When Thomas Keller imagined opening a second restaurant in Napa Valley, next door to his French Laundry, he envisioned a place serving food that excited him in a different way from the food at the French Laundry. He craved food that was less complicated, and a place that was more casual, where he could go every night after work. And that was how Bouchon was born.
Bouchon cooking is about elevating to elegance the simplest ingredients, because the best food isn't necessarily what is served at white-tablecloth restaurants, and the best meals--as most chefs will tell you--don't require the most expensive ingredients or lots of them or lots of steps. The only thing that's required is that you care about all the stages of the process--the slow browning of sliced onion for an onion soup, the proper cutting of the potatoes for a gratin, the right amount of salt on a raw chicken, how long you cook a pot de crème.
All the emblematic bistro dishes are here, interpreted and executed as they've never been before.
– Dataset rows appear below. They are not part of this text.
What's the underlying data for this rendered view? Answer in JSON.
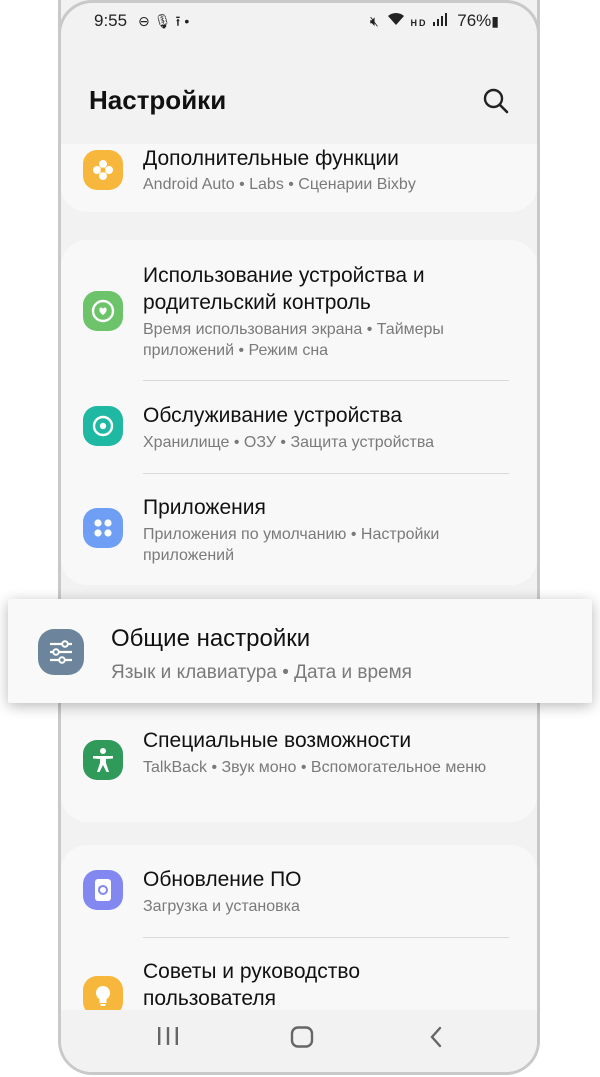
{
  "status_bar": {
    "time": "9:55",
    "left_icons": [
      "do-not-disturb-icon",
      "mic-icon",
      "upload-icon",
      "dot-icon"
    ],
    "right_icons": [
      "mute-icon",
      "wifi-icon",
      "hd-voice-icon",
      "signal-icon"
    ],
    "battery_text": "76%"
  },
  "header": {
    "title": "Настройки"
  },
  "colors": {
    "advanced": "#f6b73c",
    "digital_wellbeing": "#6cc36a",
    "device_care": "#1eb8a3",
    "apps": "#6f9ff5",
    "general": "#6c859c",
    "accessibility": "#2f9a5a",
    "software_update": "#8288f0",
    "tips": "#f6b73c"
  },
  "items": {
    "advanced": {
      "title": "Дополнительные функции",
      "sub": "Android Auto  •  Labs  •  Сценарии Bixby"
    },
    "wellbeing": {
      "title": "Использование устройства и родительский контроль",
      "sub": "Время использования экрана  •  Таймеры приложений  •  Режим сна"
    },
    "device_care": {
      "title": "Обслуживание устройства",
      "sub": "Хранилище  •  ОЗУ  •  Защита устройства"
    },
    "apps": {
      "title": "Приложения",
      "sub": "Приложения по умолчанию  •  Настройки приложений"
    },
    "general": {
      "title": "Общие настройки",
      "sub": "Язык и клавиатура  •  Дата и время"
    },
    "accessibility": {
      "title": "Специальные возможности",
      "sub": "TalkBack  •  Звук моно  •  Вспомогательное меню"
    },
    "software_update": {
      "title": "Обновление ПО",
      "sub": "Загрузка и установка"
    },
    "tips": {
      "title": "Советы и руководство пользователя",
      "sub": ""
    }
  }
}
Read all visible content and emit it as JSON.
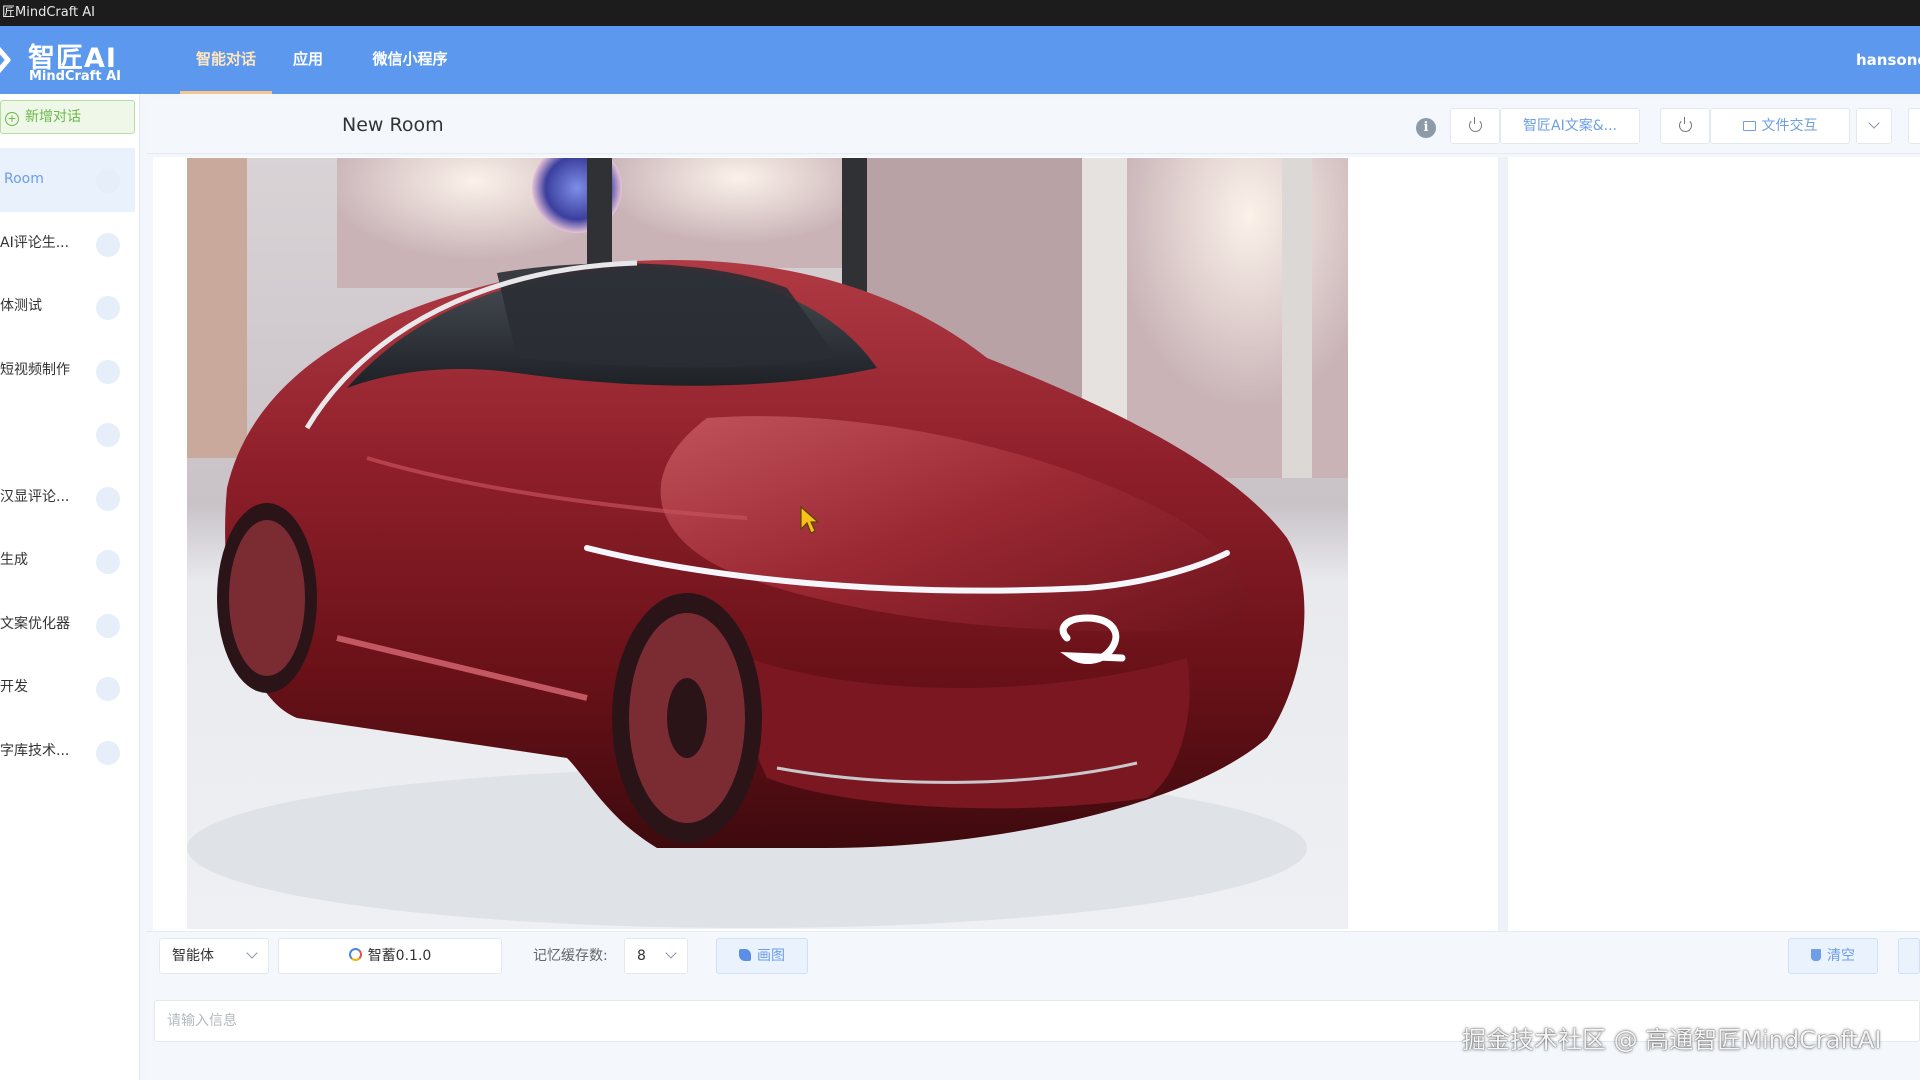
{
  "window": {
    "title": "匠MindCraft AI"
  },
  "brand": {
    "name_cn": "智匠AI",
    "name_en": "MindCraft AI"
  },
  "nav": {
    "tabs": [
      {
        "label": "智能对话",
        "active": true
      },
      {
        "label": "应用",
        "active": false
      },
      {
        "label": "微信小程序",
        "active": false
      }
    ],
    "user": "hansoncu"
  },
  "sidebar": {
    "new_chat_label": "新增对话",
    "items": [
      {
        "label": "Room",
        "active": true
      },
      {
        "label": "AI评论生...",
        "active": false
      },
      {
        "label": "体测试",
        "active": false
      },
      {
        "label": "短视频制作",
        "active": false
      },
      {
        "label": "",
        "active": false
      },
      {
        "label": "汉显评论...",
        "active": false
      },
      {
        "label": "生成",
        "active": false
      },
      {
        "label": "文案优化器",
        "active": false
      },
      {
        "label": "开发",
        "active": false
      },
      {
        "label": "字库技术...",
        "active": false
      }
    ]
  },
  "header": {
    "room_title": "New Room",
    "agent_label": "智匠AI文案&...",
    "file_label": "文件交互"
  },
  "toolbar": {
    "mode_select": "智能体",
    "model_select": "智蓄0.1.0",
    "memory_label": "记忆缓存数:",
    "memory_value": "8",
    "draw_label": "画图",
    "clear_label": "清空"
  },
  "input": {
    "placeholder": "请输入信息"
  },
  "watermark": "掘金技术社区 @ 高通智匠MindCraftAI",
  "colors": {
    "nav_bg": "#5b98ee",
    "accent": "#6d9ee6",
    "active_tab": "#f7c68a",
    "new_chat_green": "#6cb84a",
    "car_red": "#8e1f2a"
  }
}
The confit of duck, country-style pâtés, soupe à l'oignon gratinée, steamed mussels, steak frites, gigot d'agneau, all achieve the impossible: they get even better.